The short answer: lawsuits.

The hours-of-service regulations have been revised and tweaked four times since 2002. Each time has been in response to litigation. Saying that the agency has struggled to make everyone happy is another way to look at it.

So-called safety advocates want less driving time, more off-duty time and an unforgiving, rigid rule. Truckers want more flexibility to navigate the ever-changing situations they face every day on the road with congestion and with delays at shippers and receivers.

The latest revision of the regulations back in 2013 were spurred by a lawsuit filed by International Brotherhood of Teamsters, Public Citizen, Advocates for Highway and Auto Safety, and the Truck Safety Coalition.

As the agency is doing with the current proposal, listening sessions were conducted. Trucker after trucker stood at the microphones and pleaded for that flexibility. A common statement was, “I just want to be able to take a break.”

Missing the actual point drivers were trying to make, the agency handed down the 30-minute rest break in the 2013 rule along with pulling back flexibility that the 34-hour restart provides drivers.



Function creep of flexibility

The restrictions to the voluntary 34-hour restart were stripped by congressional action led by Sen. Susan Collins, R-Maine, in 2014. Drivers once again can take the 34-hour restart whenever they want with no requirements on how many overnight hours are included.

That little bit of flexibility was a relief, but it wasn’t enough. Group after group began going to FMCSA and pleading their case to be exempt.

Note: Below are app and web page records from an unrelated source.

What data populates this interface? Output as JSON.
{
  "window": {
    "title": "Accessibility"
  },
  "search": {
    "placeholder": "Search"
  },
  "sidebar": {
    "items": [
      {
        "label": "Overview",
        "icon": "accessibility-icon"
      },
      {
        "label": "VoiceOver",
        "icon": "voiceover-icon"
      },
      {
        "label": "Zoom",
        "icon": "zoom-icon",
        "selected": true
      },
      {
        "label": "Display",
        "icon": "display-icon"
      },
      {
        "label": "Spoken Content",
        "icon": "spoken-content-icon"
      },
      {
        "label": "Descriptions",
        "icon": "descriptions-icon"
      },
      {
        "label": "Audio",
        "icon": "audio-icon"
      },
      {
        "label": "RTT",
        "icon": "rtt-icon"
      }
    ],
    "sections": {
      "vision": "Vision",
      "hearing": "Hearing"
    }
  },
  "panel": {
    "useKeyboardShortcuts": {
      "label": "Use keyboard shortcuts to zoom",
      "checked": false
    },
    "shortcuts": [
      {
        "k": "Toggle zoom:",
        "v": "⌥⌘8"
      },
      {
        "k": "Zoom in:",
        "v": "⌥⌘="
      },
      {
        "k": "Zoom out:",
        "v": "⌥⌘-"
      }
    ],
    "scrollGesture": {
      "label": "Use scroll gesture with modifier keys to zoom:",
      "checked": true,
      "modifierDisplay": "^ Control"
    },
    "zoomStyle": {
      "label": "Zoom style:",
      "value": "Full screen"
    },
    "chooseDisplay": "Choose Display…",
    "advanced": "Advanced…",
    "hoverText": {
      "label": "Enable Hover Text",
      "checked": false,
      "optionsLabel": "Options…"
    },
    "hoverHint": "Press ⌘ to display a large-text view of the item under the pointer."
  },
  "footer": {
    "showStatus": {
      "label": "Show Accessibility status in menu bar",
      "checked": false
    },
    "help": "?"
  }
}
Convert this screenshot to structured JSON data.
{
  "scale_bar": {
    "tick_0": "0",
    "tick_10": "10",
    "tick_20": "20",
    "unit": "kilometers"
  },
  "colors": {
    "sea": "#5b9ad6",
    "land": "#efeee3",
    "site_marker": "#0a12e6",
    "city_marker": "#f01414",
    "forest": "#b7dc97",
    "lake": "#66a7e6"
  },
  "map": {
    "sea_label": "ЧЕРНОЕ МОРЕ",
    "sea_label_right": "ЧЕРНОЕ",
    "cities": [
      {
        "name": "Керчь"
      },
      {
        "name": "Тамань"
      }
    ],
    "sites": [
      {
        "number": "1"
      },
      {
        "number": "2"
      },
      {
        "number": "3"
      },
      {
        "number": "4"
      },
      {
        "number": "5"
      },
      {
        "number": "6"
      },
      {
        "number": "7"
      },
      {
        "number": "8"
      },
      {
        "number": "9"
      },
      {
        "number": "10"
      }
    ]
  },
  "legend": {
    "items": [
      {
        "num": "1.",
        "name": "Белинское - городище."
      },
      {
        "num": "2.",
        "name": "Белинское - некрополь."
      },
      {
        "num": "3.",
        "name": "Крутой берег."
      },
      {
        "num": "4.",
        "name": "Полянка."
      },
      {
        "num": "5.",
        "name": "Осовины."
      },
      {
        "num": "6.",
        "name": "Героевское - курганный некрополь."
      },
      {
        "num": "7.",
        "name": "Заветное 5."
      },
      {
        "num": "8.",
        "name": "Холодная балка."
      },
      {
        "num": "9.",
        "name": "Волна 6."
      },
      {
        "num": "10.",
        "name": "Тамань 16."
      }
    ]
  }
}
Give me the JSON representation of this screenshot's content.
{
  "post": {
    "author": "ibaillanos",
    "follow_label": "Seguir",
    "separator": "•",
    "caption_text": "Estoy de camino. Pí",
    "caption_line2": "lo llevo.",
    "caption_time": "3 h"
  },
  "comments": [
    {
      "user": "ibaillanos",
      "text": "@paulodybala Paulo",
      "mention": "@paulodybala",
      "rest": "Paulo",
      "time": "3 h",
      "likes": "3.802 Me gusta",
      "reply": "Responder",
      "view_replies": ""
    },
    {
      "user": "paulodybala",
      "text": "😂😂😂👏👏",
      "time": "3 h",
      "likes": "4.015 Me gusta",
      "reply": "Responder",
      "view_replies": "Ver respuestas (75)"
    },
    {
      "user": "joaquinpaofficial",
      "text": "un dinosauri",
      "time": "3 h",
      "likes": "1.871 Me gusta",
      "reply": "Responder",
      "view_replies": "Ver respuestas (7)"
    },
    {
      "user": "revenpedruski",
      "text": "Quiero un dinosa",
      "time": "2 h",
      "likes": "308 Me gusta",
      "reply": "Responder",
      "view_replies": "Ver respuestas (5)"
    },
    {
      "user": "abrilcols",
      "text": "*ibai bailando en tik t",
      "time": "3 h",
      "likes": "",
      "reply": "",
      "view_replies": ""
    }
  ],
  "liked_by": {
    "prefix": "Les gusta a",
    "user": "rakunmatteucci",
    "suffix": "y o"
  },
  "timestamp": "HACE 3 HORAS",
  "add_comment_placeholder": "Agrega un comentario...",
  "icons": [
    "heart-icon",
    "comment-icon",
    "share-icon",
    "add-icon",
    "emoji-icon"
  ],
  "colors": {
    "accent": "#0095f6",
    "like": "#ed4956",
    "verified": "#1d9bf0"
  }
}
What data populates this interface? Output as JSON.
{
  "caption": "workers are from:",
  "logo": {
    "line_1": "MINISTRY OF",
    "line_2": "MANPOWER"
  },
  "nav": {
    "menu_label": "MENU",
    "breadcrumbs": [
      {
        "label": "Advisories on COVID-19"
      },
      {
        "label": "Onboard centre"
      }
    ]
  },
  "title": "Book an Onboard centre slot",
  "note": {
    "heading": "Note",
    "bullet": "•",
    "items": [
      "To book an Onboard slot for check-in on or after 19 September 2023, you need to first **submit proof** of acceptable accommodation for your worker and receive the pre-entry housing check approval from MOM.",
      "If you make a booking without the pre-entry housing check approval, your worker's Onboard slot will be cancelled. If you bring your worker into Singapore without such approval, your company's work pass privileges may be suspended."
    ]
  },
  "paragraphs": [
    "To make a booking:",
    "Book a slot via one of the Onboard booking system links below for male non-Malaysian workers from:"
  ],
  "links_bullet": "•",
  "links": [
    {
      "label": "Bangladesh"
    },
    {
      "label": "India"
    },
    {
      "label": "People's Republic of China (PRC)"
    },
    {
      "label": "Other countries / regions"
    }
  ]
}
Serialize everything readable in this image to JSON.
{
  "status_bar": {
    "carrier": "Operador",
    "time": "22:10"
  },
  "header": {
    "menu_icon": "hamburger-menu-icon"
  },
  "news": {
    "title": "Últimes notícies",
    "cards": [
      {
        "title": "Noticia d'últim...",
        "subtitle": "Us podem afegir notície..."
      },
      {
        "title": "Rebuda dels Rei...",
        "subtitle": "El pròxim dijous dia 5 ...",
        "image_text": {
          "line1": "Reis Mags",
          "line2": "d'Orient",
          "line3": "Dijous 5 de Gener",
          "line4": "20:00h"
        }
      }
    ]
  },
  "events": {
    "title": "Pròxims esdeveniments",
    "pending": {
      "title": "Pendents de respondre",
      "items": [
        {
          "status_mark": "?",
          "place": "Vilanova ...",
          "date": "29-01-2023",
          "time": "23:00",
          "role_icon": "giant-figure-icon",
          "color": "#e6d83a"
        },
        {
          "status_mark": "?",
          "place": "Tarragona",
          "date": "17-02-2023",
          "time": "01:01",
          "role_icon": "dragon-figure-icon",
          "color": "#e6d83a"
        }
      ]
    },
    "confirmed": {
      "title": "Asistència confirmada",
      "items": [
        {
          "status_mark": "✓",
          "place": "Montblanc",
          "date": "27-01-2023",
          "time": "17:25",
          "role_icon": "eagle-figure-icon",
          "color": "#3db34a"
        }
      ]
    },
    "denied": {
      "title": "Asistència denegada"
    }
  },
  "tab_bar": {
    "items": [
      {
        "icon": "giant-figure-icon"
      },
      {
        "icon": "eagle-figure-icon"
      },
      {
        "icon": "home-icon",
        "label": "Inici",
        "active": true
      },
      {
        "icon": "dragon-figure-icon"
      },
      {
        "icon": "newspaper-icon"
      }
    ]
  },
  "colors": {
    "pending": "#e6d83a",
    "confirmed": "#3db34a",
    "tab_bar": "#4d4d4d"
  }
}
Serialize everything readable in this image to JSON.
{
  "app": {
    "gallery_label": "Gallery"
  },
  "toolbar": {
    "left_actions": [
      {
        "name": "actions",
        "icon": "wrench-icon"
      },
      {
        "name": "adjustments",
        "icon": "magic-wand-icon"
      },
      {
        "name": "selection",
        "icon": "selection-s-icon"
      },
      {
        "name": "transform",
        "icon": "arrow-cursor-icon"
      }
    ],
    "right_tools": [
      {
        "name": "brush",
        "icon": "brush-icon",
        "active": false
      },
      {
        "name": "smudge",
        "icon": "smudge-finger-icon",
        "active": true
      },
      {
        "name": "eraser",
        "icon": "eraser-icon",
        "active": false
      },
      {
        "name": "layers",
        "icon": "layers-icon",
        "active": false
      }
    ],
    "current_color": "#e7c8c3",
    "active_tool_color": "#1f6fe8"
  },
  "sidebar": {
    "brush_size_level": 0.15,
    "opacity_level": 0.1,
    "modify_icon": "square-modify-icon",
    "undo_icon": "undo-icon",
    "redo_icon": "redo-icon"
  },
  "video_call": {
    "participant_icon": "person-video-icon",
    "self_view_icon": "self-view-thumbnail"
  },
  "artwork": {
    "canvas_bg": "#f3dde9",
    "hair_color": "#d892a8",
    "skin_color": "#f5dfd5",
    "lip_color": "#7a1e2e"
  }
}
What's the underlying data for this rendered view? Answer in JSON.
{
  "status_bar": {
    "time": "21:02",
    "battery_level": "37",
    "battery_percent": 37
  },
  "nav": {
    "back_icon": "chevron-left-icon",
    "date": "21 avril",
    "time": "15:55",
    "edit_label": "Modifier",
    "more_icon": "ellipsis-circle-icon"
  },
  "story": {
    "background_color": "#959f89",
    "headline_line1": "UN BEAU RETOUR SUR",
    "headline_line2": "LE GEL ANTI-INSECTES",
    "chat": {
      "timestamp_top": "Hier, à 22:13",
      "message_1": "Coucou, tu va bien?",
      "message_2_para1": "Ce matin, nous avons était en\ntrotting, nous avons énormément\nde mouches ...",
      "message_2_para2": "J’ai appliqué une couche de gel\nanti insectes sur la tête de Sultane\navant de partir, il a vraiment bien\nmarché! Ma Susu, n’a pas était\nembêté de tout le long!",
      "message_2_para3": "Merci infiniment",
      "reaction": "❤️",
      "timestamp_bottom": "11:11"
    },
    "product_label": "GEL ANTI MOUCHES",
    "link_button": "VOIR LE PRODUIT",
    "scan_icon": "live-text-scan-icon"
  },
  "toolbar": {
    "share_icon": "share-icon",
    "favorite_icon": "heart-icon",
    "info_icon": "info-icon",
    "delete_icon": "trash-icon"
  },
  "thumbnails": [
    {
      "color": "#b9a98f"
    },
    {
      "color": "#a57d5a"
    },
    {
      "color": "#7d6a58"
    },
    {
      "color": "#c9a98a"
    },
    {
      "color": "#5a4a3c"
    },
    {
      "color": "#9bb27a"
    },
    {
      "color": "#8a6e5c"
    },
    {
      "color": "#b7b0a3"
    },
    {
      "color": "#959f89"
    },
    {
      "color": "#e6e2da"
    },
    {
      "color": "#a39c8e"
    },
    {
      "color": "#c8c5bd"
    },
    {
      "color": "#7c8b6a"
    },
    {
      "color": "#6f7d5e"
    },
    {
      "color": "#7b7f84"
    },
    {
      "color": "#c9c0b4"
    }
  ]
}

As of December 2017, FMCSA has granted petitions for exemption from the 30-minute rest break and the 14-hour on-duty clock to 14 groups and organizations. Ranging from livestock and bee haulers to concrete mixing operations, each organization pleaded its case to increase flexibility in the HOS regulations because of the commodity hauled. Once receiving the exemptions, not one group has been unable to renew them.

That move toward flexibility, along with the utter outrage that commenced following the implementation of the electronic logging mandate and a new administrator bent on listening to drivers, has set the stage for the first driver-driven reform to the hours of service.

In an effort to move expeditiously in the reform effort, the agency set a 30-day comment period, scheduled to end Sept. 24. However, that has been met with requests to extend that deadline by 30 and 60 days by various groups. As of press time, the agency had not acted on those requests.

Regardless of the length of the comment period, at the close of the comment period the agency will consider all the relevant input, be it in the form of formal comments or listening session discussions. If the agency decides a change is not only needed, but supported by research, the next step would be a proposed rulemaking with the specific changes the agency is considering. LL

Jami Jones

Jami Jones has been in journalism since 1991 – focused on the trucking industry since 2000. Whether judging Shell SuperRigs or writing hard-hitting analyses, she covers trucking from lug nuts to legislation – always with the trucker in mind.